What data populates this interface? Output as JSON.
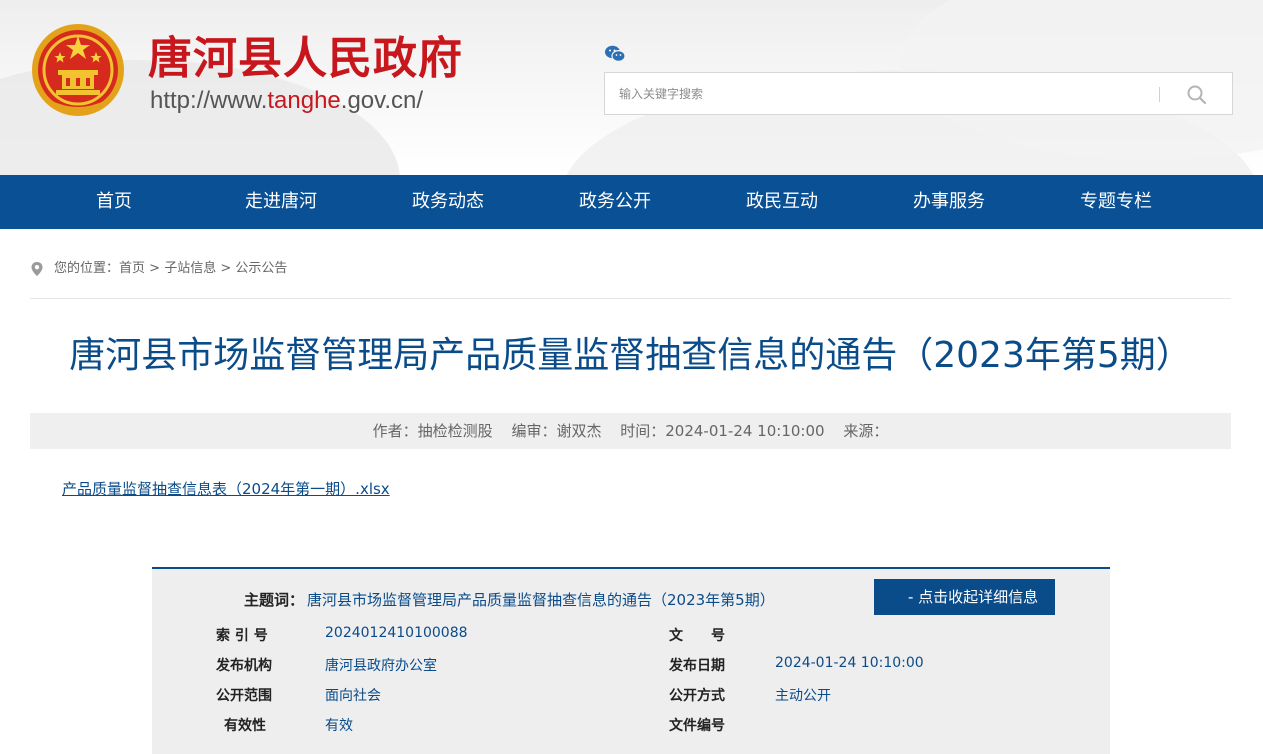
{
  "header": {
    "site_title": "唐河县人民政府",
    "url_prefix": "http://www.",
    "url_highlight": "tanghe",
    "url_suffix": ".gov.cn/",
    "emblem_icon": "national-emblem-icon",
    "wechat_icon": "wechat-icon"
  },
  "search": {
    "placeholder": "输入关键字搜索",
    "icon": "search-icon"
  },
  "nav": {
    "items": [
      "首页",
      "走进唐河",
      "政务动态",
      "政务公开",
      "政民互动",
      "办事服务",
      "专题专栏"
    ]
  },
  "breadcrumb": {
    "prefix": "您的位置：",
    "home": "首页",
    "sep": ">",
    "section": "子站信息",
    "current": "公示公告",
    "icon": "location-pin-icon"
  },
  "article": {
    "title": "唐河县市场监督管理局产品质量监督抽查信息的通告（2023年第5期）",
    "author": "作者：抽检检测股",
    "editor": "编审：谢双杰",
    "time": "时间：2024-01-24 10:10:00",
    "source": "来源：",
    "attachment": "产品质量监督抽查信息表（2024年第一期）.xlsx"
  },
  "info_panel": {
    "subject_label": "主题词：",
    "subject_value": "唐河县市场监督管理局产品质量监督抽查信息的通告（2023年第5期）",
    "toggle_label": "- 点击收起详细信息",
    "index_label": "索 引 号",
    "index_value": "2024012410100088",
    "doc_label": "文　　号",
    "doc_value": "",
    "org_label": "发布机构",
    "org_value": "唐河县政府办公室",
    "date_label": "发布日期",
    "date_value": "2024-01-24 10:10:00",
    "scope_label": "公开范围",
    "scope_value": "面向社会",
    "mode_label": "公开方式",
    "mode_value": "主动公开",
    "validity_label": "有效性",
    "validity_value": "有效",
    "file_no_label": "文件编号",
    "file_no_value": ""
  },
  "colors": {
    "brand_red": "#c8161d",
    "nav_blue": "#0a5095",
    "link_blue": "#0a4b8a"
  }
}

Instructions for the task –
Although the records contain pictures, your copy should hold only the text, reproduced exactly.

Answer below –
What data populates this interface? Output as JSON.
{
  "header": {
    "site_title": "唐河县人民政府",
    "url_prefix": "http://www.",
    "url_highlight": "tanghe",
    "url_suffix": ".gov.cn/",
    "emblem_icon": "national-emblem-icon",
    "wechat_icon": "wechat-icon"
  },
  "search": {
    "placeholder": "输入关键字搜索",
    "icon": "search-icon"
  },
  "nav": {
    "items": [
      "首页",
      "走进唐河",
      "政务动态",
      "政务公开",
      "政民互动",
      "办事服务",
      "专题专栏"
    ]
  },
  "breadcrumb": {
    "prefix": "您的位置：",
    "home": "首页",
    "sep": ">",
    "section": "子站信息",
    "current": "公示公告",
    "icon": "location-pin-icon"
  },
  "article": {
    "title": "唐河县市场监督管理局产品质量监督抽查信息的通告（2023年第5期）",
    "author": "作者：抽检检测股",
    "editor": "编审：谢双杰",
    "time": "时间：2024-01-24 10:10:00",
    "source": "来源：",
    "attachment": "产品质量监督抽查信息表（2024年第一期）.xlsx"
  },
  "info_panel": {
    "subject_label": "主题词：",
    "subject_value": "唐河县市场监督管理局产品质量监督抽查信息的通告（2023年第5期）",
    "toggle_label": "- 点击收起详细信息",
    "index_label": "索 引 号",
    "index_value": "2024012410100088",
    "doc_label": "文　　号",
    "doc_value": "",
    "org_label": "发布机构",
    "org_value": "唐河县政府办公室",
    "date_label": "发布日期",
    "date_value": "2024-01-24 10:10:00",
    "scope_label": "公开范围",
    "scope_value": "面向社会",
    "mode_label": "公开方式",
    "mode_value": "主动公开",
    "validity_label": "有效性",
    "validity_value": "有效",
    "file_no_label": "文件编号",
    "file_no_value": ""
  },
  "colors": {
    "brand_red": "#c8161d",
    "nav_blue": "#0a5095",
    "link_blue": "#0a4b8a"
  }
}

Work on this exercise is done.